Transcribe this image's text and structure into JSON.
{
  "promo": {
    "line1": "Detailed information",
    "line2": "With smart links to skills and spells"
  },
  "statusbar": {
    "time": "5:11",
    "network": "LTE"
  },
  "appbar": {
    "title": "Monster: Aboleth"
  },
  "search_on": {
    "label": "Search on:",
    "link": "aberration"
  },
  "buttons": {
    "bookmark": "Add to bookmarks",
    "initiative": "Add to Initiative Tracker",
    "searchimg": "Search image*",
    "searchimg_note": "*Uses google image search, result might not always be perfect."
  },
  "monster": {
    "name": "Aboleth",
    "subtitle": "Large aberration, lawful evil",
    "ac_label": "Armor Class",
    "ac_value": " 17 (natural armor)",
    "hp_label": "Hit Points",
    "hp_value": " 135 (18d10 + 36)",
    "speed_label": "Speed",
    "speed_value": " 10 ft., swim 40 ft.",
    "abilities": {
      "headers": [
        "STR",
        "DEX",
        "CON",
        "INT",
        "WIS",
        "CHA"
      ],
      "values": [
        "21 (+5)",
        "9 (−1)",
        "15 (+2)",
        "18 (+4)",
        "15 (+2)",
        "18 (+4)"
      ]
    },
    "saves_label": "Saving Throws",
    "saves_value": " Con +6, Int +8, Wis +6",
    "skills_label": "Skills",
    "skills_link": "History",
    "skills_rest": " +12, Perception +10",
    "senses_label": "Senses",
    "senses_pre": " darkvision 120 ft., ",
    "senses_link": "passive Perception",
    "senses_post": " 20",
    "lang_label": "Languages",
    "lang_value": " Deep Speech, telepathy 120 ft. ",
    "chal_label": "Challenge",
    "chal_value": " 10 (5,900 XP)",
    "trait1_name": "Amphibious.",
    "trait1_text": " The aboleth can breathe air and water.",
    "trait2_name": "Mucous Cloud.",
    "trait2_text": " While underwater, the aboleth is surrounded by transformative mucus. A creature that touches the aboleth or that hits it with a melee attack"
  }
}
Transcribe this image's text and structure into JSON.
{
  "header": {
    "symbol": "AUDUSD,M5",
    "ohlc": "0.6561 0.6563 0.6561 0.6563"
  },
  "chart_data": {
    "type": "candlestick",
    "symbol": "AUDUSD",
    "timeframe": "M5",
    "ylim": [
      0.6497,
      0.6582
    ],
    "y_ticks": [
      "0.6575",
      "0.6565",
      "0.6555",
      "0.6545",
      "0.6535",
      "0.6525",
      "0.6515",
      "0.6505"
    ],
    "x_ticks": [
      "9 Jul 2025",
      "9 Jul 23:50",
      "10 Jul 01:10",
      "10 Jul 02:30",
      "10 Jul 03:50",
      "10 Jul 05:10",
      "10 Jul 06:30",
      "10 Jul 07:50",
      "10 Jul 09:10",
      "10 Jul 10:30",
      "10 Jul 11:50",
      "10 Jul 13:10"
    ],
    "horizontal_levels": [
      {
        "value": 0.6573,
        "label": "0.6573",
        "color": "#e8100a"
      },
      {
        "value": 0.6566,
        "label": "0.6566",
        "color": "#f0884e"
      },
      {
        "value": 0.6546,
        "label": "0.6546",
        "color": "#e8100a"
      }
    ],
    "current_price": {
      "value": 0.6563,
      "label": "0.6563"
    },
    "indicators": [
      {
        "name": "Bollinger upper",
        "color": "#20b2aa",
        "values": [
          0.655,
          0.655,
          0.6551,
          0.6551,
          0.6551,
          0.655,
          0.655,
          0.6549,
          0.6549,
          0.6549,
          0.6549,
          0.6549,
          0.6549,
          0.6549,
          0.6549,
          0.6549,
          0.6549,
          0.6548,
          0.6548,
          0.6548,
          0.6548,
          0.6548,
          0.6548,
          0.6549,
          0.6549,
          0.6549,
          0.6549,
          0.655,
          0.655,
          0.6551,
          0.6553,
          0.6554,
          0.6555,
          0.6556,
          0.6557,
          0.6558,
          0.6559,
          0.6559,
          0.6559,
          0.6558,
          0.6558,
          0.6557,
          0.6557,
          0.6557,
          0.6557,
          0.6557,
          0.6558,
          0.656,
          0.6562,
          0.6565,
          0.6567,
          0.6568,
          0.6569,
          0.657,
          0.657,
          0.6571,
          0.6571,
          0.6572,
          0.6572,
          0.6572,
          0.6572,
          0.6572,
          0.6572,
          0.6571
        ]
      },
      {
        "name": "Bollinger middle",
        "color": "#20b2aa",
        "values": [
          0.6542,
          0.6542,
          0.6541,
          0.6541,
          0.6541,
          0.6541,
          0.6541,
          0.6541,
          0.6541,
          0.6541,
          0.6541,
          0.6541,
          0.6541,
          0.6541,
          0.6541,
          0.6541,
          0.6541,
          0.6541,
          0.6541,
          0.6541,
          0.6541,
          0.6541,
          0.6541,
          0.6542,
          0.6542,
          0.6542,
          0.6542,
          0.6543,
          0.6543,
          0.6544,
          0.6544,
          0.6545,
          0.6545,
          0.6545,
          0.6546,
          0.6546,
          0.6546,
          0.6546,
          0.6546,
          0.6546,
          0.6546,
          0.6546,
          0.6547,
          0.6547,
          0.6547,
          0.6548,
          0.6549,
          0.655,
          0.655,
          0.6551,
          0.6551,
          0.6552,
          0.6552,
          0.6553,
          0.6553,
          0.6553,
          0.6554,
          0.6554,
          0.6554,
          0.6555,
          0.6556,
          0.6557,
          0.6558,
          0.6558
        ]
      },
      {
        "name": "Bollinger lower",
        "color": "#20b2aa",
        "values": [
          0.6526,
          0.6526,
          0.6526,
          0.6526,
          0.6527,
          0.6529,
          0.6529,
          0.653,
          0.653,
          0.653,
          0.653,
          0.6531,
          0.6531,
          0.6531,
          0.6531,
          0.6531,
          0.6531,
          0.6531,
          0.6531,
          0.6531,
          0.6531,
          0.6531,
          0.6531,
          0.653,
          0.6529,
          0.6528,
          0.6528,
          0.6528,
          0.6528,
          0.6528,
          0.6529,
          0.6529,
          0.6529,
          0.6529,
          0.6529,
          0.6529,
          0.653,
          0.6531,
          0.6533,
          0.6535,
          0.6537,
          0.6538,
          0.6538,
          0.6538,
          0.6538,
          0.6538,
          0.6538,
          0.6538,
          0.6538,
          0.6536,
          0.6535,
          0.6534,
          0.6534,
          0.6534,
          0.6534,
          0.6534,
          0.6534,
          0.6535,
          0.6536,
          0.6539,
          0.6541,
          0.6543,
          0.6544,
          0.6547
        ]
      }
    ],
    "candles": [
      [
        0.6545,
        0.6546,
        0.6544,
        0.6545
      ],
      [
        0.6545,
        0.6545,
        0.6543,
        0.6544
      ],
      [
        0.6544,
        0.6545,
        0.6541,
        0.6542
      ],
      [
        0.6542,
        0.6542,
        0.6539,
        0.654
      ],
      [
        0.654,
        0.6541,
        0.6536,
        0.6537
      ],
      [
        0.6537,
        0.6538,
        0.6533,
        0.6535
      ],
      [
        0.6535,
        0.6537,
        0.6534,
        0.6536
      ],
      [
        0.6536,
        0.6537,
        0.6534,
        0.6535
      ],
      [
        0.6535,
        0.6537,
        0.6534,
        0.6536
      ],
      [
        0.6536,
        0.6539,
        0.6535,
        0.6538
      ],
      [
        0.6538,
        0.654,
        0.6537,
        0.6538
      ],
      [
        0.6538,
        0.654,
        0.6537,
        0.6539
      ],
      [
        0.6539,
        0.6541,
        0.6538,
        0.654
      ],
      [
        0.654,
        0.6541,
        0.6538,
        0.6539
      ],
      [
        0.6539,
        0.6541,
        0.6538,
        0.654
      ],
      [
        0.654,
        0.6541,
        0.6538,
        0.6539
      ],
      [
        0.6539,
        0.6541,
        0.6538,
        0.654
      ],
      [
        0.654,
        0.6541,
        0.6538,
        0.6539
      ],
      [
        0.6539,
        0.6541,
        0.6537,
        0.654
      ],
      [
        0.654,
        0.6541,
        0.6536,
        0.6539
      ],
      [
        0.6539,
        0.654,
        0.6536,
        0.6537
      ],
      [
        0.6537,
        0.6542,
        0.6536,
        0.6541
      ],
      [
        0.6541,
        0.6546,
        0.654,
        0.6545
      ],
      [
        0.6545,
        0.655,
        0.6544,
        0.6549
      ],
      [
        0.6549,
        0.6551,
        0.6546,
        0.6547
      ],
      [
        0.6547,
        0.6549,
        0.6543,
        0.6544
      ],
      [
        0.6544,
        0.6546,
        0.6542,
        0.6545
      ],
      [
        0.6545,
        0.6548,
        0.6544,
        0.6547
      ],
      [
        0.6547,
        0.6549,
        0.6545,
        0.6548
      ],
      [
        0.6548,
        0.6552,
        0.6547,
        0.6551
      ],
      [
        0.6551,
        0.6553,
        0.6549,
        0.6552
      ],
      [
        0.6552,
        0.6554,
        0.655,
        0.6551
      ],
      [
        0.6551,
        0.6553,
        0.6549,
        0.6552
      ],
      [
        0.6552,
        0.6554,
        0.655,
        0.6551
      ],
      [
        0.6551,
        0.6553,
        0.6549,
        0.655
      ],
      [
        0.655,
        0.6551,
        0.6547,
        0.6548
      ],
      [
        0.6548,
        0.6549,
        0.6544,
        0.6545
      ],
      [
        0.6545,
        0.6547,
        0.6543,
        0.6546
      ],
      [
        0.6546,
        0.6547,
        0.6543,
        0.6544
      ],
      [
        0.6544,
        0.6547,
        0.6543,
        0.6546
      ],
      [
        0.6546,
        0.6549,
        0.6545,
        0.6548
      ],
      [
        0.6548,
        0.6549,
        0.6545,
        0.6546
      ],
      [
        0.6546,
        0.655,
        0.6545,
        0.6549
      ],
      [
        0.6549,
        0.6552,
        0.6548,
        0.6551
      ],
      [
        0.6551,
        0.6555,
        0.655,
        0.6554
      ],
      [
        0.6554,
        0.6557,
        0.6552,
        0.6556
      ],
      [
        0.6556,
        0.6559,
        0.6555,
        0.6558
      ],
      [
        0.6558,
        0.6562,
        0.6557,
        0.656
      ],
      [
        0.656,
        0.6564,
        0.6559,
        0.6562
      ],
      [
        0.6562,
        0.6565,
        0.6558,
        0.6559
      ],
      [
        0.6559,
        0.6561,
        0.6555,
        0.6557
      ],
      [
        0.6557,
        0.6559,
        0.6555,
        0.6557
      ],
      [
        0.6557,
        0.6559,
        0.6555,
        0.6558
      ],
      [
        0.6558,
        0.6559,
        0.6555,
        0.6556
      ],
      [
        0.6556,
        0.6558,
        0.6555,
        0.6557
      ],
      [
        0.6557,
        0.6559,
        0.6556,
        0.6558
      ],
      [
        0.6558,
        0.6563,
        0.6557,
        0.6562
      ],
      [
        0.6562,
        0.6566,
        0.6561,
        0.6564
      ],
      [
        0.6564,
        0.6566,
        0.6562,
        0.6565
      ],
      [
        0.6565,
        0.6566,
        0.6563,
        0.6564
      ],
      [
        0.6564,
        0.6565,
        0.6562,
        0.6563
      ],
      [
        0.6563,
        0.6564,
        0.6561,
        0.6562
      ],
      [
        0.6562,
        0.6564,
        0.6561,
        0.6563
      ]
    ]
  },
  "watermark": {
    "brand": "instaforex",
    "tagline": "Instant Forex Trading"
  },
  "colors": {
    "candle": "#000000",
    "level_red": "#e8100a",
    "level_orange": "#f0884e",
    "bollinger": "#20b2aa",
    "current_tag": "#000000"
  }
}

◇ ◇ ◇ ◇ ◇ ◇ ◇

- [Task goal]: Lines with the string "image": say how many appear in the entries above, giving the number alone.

- [Answer for this exercise]: 4